> [WHAT TO WORK ON] Within the records, how many lines hold the word "icon"? State that number alone.

Page and application data records:
☆ ☆ ☆

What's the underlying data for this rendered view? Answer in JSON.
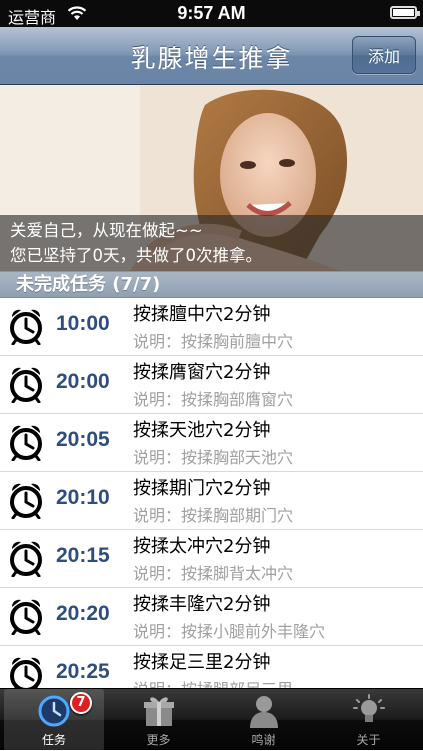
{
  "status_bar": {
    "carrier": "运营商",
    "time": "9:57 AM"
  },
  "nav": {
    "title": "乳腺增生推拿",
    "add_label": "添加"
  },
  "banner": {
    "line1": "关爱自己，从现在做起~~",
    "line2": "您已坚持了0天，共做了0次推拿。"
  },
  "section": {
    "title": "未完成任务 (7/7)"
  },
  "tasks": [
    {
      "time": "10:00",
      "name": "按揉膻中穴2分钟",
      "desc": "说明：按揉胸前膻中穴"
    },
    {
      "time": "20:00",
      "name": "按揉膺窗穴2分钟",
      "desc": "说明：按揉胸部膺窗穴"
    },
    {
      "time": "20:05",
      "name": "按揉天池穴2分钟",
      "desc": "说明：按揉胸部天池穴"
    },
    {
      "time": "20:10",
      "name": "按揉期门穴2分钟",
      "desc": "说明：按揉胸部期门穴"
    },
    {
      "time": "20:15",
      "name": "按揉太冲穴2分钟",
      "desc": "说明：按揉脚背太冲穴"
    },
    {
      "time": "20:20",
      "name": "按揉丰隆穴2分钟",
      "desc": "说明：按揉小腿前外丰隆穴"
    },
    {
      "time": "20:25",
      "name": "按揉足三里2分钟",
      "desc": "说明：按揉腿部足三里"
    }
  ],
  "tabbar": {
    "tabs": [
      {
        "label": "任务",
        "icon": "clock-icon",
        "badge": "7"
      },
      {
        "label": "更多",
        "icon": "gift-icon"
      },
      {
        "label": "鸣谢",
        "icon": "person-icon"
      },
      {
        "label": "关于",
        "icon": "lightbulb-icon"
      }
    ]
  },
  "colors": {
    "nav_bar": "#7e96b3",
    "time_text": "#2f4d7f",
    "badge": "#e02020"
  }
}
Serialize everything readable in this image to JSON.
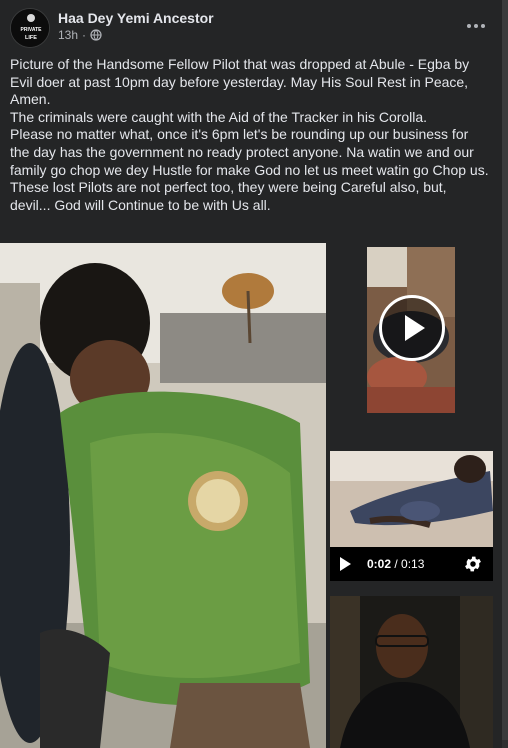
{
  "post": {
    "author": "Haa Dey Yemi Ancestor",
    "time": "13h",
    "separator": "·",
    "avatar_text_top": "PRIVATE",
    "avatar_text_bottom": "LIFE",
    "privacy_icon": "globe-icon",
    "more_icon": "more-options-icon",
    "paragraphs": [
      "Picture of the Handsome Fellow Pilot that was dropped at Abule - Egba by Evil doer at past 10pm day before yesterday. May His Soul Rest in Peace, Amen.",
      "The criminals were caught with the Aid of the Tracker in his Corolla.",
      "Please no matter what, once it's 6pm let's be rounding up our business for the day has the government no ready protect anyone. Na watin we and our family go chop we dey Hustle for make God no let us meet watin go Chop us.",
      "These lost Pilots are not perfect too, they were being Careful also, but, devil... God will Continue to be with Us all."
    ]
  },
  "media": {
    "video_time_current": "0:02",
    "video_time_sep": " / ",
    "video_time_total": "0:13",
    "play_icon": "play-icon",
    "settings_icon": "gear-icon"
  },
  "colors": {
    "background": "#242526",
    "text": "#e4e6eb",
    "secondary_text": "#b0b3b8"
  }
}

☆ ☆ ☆

> [YOUR RESPONSE] 8